The Vatican’s position on Aristide’s return was augured in earlier cables. In November 2003, three months before the bloody February 2004 coup against Aristide, a US political officer met with the Vatican’s MFA Caribbean Affairs Office Director Giorgio Lingua. He said that “effecting change in Haiti should be easier than in Cuba,” reported US Chargé d'Affaires Brent Hardt in a November 14, 2003, cable. “Unlike Castro, Lingua observed, Aristide is not ideologically motivated. ‘This is one person—not a system,’ he added.”
Shortly after the coup, on March 5, 2004, US Ambassador to the Vatican James Nicholson wrote a cable reporting that the Holy See’s Deputy Foreign Minister had “no regret at Aristide's departure, noting that the former priest had been an active proponent of voodoo.”
A Hero’s Welcome
Aristide ultimately returned to Haiti on March 18, 2011, despite personal calls by President Obama and UN Secretary General Ban Ki-moon to South Africa’s President Jacob Zuma to stop him. They argued he would disrupt Haiti’s imminent elections.
“The problem is exclusion, and the solution is inclusion,” Aristide said during a brief return speech at the airport after landing. Then he made his only reference, however oblique, to that week’s elections from which his party was barred: “The exclusion of Fanmi Lavalas is the exclusion of the majority.”
Two days later, the second round of Haiti’s elections went off relatively smoothly, but with historically low voter participation. Some polling stations in Port-au-Prince were empty, with stacks of ballot sheets piled high, hours before they closed. Less than 24 percent of registered voters went to their polls, according to official statistics. Other observers say the turnout was much less.
On the morning of Aristide’s return in Port-au-Prince, thousands massed outside the airport in an exuberant, spontaneous demonstration. They jogged alongside his motorcade waving Haitian flags and placards bearing Aristide’s visage, then scaled the fence surrounding Aristide’s home and poured into its yard until there was no room left to move. The crowd even climbed the walls and covered the roof.
Sitting in an SUV just twenty feet from the door to his hastily repaired but mostly empty house, Aristide and his family waited until a crew of Haitian policeman managed to clear what resembled a pathway through the crowd. First his wife and two daughters emerged from the car and dashed inside the home.
Finally Aristide, diminutive in a sharp blue suit, stood up in the car doorway and waved. The crowd roared in excitement and surged around him. The path to the door vanished. His security grabbed him and shouldered their way through the sea of humanity until they got him to the house’s door, through which he popped like a cork, clutching his glasses in his hands.

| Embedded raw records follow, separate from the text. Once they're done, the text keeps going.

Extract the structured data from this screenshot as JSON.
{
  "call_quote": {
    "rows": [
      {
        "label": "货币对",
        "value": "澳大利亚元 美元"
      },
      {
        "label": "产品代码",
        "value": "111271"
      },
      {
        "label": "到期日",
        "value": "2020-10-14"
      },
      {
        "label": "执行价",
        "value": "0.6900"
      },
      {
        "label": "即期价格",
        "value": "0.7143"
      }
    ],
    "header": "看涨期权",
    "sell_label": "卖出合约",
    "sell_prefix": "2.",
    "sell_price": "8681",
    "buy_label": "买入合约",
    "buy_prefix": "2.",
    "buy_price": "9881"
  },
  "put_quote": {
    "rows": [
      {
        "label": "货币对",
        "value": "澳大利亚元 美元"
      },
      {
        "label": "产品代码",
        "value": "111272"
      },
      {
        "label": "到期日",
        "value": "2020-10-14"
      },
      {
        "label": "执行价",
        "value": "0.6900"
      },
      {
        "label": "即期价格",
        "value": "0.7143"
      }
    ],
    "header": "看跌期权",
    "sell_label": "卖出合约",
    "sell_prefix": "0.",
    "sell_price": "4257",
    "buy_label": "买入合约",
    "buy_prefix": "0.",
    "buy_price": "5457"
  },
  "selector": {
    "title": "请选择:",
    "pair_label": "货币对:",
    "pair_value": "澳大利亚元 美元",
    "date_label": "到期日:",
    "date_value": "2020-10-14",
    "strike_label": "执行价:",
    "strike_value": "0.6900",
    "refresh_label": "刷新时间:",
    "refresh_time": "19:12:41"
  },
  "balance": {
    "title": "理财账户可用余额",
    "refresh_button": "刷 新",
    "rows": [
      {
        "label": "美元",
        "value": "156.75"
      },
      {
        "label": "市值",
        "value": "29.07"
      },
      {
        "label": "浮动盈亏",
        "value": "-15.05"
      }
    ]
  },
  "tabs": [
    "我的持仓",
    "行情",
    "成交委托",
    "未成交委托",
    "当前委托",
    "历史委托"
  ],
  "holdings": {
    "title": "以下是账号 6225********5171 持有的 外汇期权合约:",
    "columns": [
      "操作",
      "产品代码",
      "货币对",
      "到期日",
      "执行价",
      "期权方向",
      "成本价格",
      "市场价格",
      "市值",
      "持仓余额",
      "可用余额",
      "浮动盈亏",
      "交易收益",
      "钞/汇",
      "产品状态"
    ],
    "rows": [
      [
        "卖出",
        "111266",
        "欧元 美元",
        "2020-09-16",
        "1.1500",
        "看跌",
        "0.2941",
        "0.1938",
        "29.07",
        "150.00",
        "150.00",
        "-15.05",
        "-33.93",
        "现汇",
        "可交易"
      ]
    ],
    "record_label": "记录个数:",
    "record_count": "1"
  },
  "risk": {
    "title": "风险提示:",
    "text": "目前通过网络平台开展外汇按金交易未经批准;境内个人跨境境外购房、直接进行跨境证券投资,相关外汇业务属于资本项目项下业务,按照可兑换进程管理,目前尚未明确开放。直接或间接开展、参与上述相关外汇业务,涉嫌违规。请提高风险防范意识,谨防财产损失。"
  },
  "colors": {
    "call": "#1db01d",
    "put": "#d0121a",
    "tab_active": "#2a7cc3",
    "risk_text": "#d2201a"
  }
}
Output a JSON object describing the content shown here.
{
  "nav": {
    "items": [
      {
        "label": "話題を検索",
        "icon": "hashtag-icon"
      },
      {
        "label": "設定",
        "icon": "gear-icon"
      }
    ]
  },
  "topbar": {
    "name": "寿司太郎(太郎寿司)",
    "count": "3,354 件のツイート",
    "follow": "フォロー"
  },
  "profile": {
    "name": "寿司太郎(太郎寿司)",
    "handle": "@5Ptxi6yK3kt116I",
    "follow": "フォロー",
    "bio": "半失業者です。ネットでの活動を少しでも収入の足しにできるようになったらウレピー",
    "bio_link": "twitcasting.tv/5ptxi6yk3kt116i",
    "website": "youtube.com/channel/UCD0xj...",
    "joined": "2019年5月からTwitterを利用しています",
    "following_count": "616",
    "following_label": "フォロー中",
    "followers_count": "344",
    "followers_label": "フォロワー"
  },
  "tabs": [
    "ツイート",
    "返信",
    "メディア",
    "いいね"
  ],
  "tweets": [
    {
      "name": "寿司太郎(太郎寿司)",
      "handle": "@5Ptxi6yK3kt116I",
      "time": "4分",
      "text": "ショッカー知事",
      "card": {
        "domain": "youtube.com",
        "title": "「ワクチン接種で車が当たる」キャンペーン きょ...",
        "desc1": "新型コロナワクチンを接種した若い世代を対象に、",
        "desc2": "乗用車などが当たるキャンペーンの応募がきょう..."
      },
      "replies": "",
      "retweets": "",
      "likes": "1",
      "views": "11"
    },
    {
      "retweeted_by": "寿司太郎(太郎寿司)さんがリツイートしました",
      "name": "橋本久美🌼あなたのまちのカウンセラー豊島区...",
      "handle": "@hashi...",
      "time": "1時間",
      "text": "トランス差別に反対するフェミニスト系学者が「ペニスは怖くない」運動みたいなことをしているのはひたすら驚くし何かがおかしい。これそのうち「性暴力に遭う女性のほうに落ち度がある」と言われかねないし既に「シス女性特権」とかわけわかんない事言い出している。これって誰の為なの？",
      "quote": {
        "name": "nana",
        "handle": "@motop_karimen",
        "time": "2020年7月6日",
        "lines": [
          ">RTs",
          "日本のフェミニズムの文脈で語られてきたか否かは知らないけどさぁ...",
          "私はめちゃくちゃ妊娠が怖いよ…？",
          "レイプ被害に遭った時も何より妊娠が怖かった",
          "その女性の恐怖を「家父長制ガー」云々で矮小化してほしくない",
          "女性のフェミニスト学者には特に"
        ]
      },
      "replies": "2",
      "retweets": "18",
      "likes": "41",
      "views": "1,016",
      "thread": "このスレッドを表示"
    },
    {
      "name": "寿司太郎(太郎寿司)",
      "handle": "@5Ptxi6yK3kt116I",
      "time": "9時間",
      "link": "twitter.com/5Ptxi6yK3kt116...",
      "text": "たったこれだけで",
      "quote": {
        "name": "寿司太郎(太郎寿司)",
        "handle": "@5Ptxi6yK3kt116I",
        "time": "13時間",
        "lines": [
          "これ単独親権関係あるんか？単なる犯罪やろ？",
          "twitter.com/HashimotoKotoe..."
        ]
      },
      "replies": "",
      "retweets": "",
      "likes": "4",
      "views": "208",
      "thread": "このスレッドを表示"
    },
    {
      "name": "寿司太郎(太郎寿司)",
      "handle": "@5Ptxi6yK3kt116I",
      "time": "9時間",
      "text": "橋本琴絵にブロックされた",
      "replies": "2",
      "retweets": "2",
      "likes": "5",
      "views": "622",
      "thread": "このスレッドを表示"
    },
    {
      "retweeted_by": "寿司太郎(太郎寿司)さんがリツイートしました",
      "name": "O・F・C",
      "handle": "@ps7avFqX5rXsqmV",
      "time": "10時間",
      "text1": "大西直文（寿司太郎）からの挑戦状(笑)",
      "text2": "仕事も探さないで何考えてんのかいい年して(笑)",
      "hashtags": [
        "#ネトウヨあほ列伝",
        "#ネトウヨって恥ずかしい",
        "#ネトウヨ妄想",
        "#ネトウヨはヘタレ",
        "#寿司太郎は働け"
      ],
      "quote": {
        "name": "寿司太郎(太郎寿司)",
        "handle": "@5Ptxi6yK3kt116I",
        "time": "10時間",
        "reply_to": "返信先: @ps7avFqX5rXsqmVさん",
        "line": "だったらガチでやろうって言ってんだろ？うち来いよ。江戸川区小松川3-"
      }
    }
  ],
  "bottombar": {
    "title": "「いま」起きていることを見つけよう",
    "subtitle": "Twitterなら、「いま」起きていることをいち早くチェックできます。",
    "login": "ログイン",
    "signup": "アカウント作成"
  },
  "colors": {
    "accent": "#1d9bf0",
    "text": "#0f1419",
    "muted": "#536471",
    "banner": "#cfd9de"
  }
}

After a coup, kidnapping, exile, diplomatic intrigue and his rapturous welcome, Aristide was finally home.